Studies have found that 90 percent of pornographic content “contained physical aggression, principally spanking, gagging and slapping.” Pornography is also linked to a rise in human trafficking and domestic violence or “partnership abuse.”
“Social norms promoted by books, movies, music, and videos — and SEM forms of each of these — have both recursive and non-recursive impacts on how people treat one another,” Emily Rothman, an associate professor in the Department of Community Health Sciences at Boston University, wrote in 2015.
Take the case of male pornstar James Deen, who was accused at the height of the #MeToo movement of abusing his female costars during shoots. Deen defended his actions by noting that pornography naturally blurs lines of consent:
Our sex is still sex. The consent is still the same. There is just a different level of understanding. …You don’t get to do whatever you want but at the same time you need to accept a certain level of sexual interaction with almost everyone you encounter on set, until you express that you do not desire it.
Deen’s views on sex may be reprehensible to the average person, but just like Hefner, they are a product of the environment in which he operates.
This also means that, to a certain extent, we cannot assign excessive victimhood to the women who choose to participate in this system. We can certainly condemn the terrible things that happened to them, but we must also be careful not to deny them agency.
One Playmate, for example, complained that she was “underage” when she was given a glass of champagne at a Playboy Mansion party.
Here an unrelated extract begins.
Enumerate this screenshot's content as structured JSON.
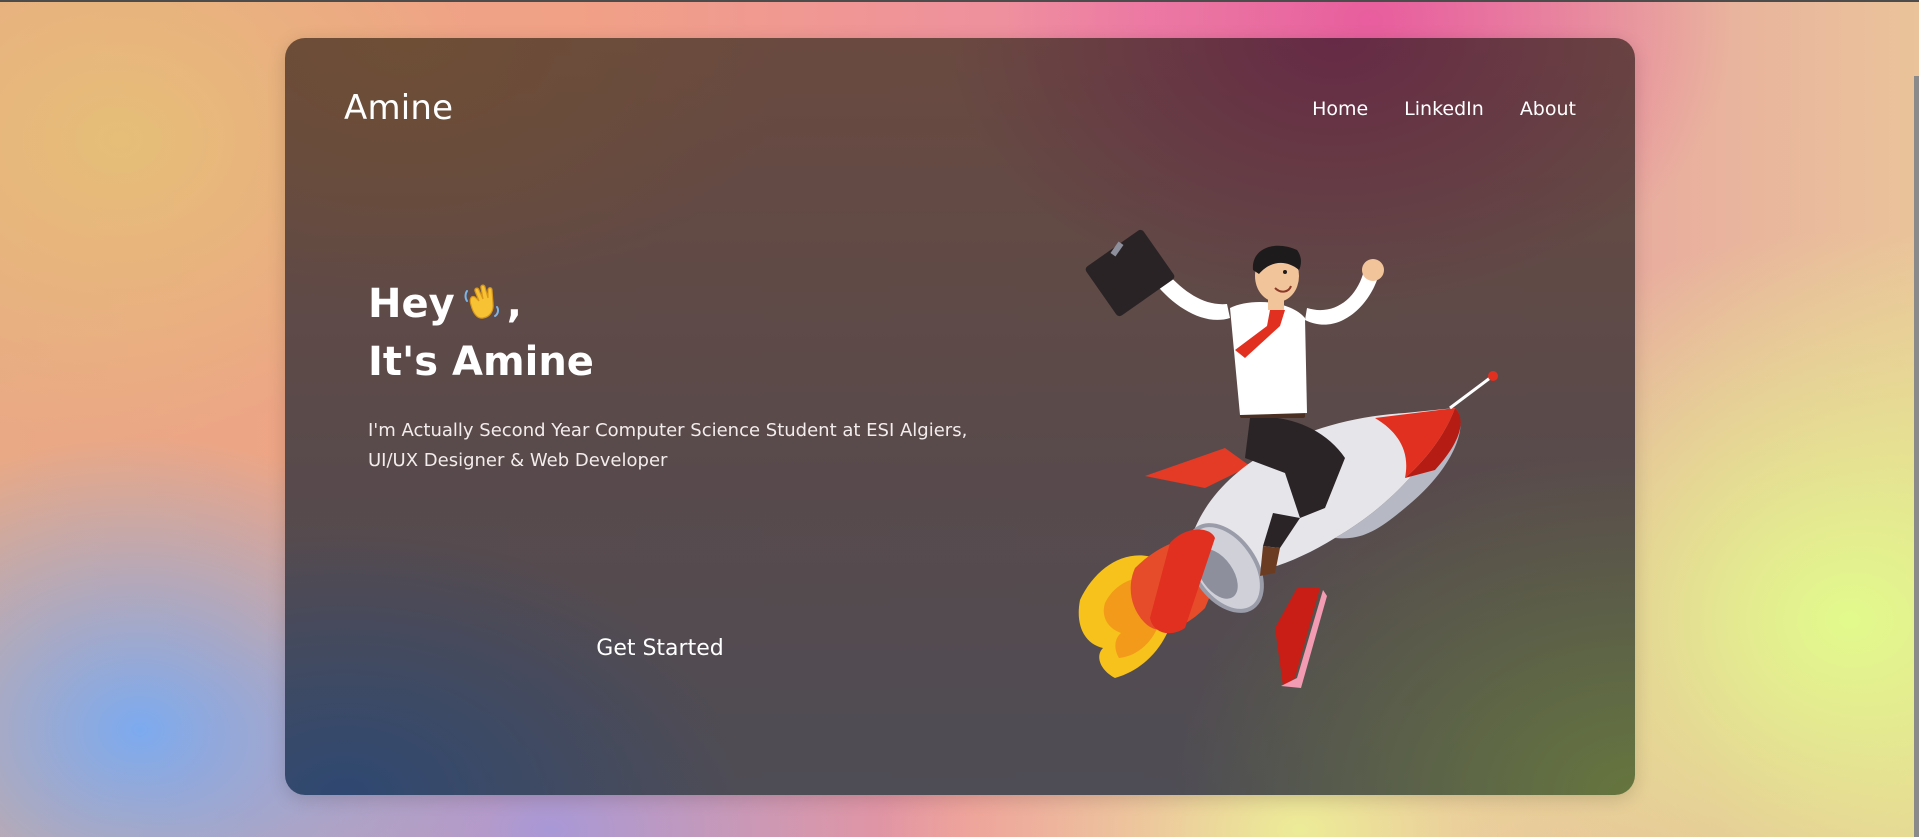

The woman was nineteen, too young to legally consume alcohol but old enough to be accountable for her actions. Holly Madison, Hefner’s longtime girlfriend, was even older — twenty-one — when she moved into the mansion. These women are adults. Again, we can be sympathetic that these women were taken advantage of by an older man. However they were capable of understanding the potential consequences of their career choices.
In order to properly reckon with the awful way the Playmates were treated, we have to go beyond Hefner. It is our society’s radical acceptance of pornography and justification of its excesses that is the real villain here.